I bought this power supply, this company, for about 50 USD,
But I have seen the same thing other places, like here,

Anyway, I was initially thinking I could get this thing started by starting one of the compartments containing pure distilled water. I'm not sure if that won't work, but it takes a really long time to get started, since the conductivity of pure water is very low, so the initial current is also very low. I measured just 1 or 2 mA, at a potential of 20 V across the whole cell.

So, in the interest of getting this thing started in a reasonable amount of time, I decided to start over, using a two compartment cell, with salt water (with concentration of about 15g per 100 mL water) in both compartments.

The separator is some strips of paper towel, and this can be seen in the attached pictures. I think I used about 4 or 5 strips,each about 2 cm wide. This is the cheap brand paper towel, so each strip is very thin. They're all stacked on top each other. From looking at it, or looking at the picture, I can't see to count the number of strips in the stack, because the water has sort of merged them all together.

Once I had it setup I let it run overnight, which might have been a mistake, because when I came back to my experiment (about 8 hours later), the whole room smelled like a swimming pool; i.e. smelled strongly of chlorine.

The pictures you see were taken after the cell had been running for about six hours. The anode compartment has turned a yellow-green color. The cathode compartment is still clear, but there's some frothy white stuff around the cathode.

I tested each cell compartment with some strips of pH indicator paper, and it looks like the two compartments have very different pH. Guessing about 2-3 for the anode side, and about 10-11 for the cathode side.

vinayanand (author)  Jack A Lopez2 years ago

Right, I tried the same by using whatman filter paper..., but used 220V- my fault again.., thanks a lot Jack & iceng for your suggestion on circuit type.., i forgotten those things which studied in +2..,

thank you

iceng2 years ago

Hope you know the antidote for Chlorine gas which high school chemistry taught young students of my time.

Every time current flows through salt water chlorine gas is liberated.

A first symptoms as I remember is a heavy head sinus cold and watery eyes.

iceng2 years ago

You want lower voltage DC

vinayanand (author)  iceng2 years ago
can you explain please..........,
i tried directly with 220V - water got heated but no change in pH,
so wat will be the optimum Volt and Ampere...,

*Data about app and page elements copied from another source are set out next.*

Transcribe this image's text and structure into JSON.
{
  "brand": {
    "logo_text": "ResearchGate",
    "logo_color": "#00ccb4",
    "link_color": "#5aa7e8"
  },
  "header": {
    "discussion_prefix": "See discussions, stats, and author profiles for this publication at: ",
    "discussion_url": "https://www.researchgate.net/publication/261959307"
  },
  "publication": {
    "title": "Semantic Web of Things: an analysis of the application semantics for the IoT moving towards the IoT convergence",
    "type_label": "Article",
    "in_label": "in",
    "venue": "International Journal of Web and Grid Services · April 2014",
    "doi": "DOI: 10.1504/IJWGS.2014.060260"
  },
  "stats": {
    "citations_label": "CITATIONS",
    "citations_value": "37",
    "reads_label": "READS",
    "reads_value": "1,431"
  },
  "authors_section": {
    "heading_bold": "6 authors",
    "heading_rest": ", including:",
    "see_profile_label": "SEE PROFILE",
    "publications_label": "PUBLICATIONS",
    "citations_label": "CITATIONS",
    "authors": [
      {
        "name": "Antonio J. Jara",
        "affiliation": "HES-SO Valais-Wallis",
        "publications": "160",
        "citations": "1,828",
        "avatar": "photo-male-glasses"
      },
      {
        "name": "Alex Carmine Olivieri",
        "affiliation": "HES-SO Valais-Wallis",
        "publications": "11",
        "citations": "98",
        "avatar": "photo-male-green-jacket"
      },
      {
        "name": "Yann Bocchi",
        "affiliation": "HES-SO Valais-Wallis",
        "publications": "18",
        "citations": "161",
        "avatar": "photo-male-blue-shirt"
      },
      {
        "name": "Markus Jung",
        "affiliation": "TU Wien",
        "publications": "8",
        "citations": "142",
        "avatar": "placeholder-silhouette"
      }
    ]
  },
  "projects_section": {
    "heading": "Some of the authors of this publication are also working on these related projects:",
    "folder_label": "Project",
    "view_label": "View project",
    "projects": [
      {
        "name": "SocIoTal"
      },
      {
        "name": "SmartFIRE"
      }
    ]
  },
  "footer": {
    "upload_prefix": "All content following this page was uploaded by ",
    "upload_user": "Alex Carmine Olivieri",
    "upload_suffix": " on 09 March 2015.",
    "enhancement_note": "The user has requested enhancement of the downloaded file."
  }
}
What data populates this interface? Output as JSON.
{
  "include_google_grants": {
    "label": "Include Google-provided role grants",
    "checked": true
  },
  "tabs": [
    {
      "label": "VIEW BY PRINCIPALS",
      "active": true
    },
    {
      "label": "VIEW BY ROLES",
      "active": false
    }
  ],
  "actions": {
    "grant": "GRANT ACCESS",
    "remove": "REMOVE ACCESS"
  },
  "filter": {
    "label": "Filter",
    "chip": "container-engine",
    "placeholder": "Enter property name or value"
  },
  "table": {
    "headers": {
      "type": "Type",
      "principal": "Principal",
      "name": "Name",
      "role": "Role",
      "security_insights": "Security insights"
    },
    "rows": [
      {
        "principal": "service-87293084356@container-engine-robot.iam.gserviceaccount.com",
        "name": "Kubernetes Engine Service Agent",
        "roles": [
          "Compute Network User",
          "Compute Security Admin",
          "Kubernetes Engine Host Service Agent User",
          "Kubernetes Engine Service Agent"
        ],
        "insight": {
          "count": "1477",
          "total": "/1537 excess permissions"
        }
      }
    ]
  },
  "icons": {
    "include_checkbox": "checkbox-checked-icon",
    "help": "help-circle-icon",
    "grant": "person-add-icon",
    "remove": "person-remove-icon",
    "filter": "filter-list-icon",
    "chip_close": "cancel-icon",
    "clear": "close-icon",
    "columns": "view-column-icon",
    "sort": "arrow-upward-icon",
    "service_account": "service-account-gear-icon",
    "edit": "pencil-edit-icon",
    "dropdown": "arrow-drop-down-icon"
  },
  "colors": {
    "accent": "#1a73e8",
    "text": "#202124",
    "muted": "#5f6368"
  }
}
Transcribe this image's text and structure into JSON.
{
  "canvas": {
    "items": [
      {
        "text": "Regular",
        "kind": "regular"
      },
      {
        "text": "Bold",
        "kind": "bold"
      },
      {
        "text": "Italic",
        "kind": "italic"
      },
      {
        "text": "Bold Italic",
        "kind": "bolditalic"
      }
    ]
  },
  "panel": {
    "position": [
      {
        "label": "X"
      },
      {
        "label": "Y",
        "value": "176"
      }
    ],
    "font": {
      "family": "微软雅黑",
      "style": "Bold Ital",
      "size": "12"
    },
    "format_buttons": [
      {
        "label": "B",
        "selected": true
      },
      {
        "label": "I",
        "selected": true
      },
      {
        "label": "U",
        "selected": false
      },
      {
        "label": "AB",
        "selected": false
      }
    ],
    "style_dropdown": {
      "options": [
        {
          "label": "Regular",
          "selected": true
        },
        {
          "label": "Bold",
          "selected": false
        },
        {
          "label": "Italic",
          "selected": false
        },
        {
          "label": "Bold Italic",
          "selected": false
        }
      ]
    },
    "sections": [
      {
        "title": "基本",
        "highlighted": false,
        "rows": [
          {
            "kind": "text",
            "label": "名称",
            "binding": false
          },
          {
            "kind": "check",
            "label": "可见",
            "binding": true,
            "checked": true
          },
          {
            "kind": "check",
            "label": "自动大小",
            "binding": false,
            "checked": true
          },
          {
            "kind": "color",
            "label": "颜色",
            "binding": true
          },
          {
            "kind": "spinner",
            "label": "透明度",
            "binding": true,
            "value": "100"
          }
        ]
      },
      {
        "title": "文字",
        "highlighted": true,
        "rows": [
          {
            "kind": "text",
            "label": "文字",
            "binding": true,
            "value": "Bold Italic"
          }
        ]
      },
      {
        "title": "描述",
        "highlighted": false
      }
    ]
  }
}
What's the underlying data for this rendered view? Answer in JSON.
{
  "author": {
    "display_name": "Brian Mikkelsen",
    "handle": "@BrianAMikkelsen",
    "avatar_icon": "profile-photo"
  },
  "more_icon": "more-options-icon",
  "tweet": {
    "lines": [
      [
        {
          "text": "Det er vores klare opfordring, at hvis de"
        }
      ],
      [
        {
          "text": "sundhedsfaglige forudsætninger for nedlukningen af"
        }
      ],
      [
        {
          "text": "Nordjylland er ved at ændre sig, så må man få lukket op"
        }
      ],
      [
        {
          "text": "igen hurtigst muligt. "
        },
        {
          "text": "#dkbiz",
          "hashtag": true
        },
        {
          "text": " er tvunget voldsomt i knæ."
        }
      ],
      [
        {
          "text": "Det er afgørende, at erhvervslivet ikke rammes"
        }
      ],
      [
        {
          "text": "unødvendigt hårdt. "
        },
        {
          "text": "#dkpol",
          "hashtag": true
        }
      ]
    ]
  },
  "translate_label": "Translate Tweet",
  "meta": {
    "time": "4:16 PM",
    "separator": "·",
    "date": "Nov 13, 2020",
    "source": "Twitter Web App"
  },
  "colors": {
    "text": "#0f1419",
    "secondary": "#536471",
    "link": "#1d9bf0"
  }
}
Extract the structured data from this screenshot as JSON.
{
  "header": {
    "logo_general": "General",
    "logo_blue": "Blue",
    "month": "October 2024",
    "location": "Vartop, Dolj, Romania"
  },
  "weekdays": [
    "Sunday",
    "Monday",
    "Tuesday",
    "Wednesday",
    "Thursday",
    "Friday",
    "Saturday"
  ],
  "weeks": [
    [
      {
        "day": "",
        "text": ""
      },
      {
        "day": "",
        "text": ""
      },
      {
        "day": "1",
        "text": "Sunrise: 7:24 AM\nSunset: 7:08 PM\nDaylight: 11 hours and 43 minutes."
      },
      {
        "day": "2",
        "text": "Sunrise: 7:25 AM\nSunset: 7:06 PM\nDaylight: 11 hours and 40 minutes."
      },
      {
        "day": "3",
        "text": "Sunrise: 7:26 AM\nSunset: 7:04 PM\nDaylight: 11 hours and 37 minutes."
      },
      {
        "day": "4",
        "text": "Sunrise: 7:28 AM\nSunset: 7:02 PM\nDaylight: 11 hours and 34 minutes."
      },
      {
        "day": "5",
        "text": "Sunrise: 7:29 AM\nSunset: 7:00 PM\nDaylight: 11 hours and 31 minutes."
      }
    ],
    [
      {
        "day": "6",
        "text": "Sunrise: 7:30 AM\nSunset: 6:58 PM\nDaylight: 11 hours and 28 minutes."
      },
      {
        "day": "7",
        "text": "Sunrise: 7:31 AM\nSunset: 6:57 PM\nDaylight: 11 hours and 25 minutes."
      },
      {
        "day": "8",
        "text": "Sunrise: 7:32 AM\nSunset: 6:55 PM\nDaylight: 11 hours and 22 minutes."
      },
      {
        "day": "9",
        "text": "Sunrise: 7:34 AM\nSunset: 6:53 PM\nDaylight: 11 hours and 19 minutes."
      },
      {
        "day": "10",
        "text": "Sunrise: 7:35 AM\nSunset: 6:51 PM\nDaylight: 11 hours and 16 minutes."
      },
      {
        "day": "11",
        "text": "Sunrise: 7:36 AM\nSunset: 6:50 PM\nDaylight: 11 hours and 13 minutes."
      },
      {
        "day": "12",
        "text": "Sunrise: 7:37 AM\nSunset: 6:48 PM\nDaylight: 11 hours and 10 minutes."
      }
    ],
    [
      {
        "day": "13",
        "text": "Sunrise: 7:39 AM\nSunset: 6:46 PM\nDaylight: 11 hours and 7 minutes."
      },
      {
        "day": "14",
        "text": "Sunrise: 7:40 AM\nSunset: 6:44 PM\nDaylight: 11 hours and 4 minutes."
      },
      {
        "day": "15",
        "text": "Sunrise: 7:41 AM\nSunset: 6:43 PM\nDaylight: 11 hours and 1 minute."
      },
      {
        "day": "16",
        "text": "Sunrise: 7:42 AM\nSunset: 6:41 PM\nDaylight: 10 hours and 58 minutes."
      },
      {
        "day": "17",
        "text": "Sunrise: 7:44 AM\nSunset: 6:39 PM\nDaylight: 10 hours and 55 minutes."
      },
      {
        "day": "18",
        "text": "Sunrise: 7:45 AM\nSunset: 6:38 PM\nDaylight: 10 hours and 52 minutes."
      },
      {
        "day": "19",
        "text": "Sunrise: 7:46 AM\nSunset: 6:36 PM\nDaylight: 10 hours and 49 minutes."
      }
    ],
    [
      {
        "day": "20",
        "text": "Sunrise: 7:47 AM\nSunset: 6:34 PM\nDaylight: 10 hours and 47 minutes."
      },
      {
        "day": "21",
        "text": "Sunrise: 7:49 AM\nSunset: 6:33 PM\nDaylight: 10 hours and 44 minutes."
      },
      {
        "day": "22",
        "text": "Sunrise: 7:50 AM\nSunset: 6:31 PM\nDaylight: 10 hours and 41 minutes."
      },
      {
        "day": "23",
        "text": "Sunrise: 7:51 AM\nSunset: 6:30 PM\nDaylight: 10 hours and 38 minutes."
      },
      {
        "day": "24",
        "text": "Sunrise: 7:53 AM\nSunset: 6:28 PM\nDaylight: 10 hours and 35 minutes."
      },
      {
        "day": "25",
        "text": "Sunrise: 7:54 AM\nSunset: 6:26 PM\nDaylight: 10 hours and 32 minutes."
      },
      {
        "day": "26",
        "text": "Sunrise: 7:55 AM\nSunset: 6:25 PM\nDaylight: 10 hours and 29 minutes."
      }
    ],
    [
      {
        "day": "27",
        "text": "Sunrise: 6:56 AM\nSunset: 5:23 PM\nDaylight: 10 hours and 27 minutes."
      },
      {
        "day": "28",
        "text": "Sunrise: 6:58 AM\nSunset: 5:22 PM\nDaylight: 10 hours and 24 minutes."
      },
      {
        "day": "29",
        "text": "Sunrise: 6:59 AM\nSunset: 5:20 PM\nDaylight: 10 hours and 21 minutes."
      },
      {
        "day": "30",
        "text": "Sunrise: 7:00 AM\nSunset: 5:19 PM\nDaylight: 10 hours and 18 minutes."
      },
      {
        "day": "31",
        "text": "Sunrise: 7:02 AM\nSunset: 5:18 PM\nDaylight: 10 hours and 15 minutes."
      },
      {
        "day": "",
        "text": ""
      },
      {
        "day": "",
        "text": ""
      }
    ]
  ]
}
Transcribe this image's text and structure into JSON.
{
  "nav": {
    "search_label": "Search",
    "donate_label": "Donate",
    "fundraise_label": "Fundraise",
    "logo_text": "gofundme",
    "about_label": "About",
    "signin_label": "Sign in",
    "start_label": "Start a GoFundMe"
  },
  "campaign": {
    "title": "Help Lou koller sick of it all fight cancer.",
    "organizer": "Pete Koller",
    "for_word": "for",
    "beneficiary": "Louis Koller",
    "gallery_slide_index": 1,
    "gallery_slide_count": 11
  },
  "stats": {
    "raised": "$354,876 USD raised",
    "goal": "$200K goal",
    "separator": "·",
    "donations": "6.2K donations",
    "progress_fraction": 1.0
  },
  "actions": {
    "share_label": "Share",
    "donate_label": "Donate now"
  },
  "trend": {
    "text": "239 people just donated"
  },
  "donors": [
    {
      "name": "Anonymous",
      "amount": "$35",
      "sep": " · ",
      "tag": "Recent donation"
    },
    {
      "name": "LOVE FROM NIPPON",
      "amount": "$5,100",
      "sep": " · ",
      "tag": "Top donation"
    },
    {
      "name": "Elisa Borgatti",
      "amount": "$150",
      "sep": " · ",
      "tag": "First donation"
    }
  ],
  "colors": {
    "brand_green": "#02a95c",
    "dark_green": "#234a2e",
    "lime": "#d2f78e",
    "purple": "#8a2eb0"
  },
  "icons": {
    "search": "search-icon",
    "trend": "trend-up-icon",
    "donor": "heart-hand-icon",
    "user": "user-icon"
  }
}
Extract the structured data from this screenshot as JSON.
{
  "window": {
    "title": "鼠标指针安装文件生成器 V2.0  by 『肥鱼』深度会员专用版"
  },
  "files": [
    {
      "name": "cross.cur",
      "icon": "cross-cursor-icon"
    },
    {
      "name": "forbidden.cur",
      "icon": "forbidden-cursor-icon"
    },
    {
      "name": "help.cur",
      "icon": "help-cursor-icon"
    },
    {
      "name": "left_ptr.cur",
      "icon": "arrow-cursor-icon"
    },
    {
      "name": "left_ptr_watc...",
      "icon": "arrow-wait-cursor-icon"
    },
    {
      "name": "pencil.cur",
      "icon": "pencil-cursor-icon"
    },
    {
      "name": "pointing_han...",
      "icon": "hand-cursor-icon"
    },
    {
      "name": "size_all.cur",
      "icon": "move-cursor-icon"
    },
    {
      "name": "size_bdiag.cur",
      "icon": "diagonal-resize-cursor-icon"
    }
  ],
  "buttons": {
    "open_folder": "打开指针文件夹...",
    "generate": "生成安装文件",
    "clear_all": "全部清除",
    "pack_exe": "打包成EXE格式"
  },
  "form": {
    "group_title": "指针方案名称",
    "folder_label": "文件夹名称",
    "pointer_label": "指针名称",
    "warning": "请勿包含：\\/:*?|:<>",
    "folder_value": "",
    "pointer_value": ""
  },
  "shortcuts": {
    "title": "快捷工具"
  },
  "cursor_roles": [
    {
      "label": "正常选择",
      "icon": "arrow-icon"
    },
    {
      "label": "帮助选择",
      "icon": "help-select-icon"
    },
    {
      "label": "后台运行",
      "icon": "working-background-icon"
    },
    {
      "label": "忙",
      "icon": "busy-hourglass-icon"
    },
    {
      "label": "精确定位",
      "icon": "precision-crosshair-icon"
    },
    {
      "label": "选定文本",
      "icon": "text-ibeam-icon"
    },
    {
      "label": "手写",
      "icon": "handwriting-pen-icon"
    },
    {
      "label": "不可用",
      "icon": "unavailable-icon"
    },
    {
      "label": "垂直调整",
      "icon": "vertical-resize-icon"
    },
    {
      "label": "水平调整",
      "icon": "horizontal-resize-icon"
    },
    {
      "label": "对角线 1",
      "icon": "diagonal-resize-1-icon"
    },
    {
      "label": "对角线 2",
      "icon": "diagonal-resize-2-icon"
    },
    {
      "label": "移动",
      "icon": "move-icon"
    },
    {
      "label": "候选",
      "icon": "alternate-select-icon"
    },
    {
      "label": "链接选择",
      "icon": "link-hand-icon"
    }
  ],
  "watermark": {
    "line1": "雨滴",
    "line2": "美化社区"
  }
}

30 Volts Direct Current from a variable power supply like a big Lionel train controller...

This one might be worth looking at,

Again this is electrolysis of aqueous NaCl, with the goal of making hypochlorite (ClO-) ion.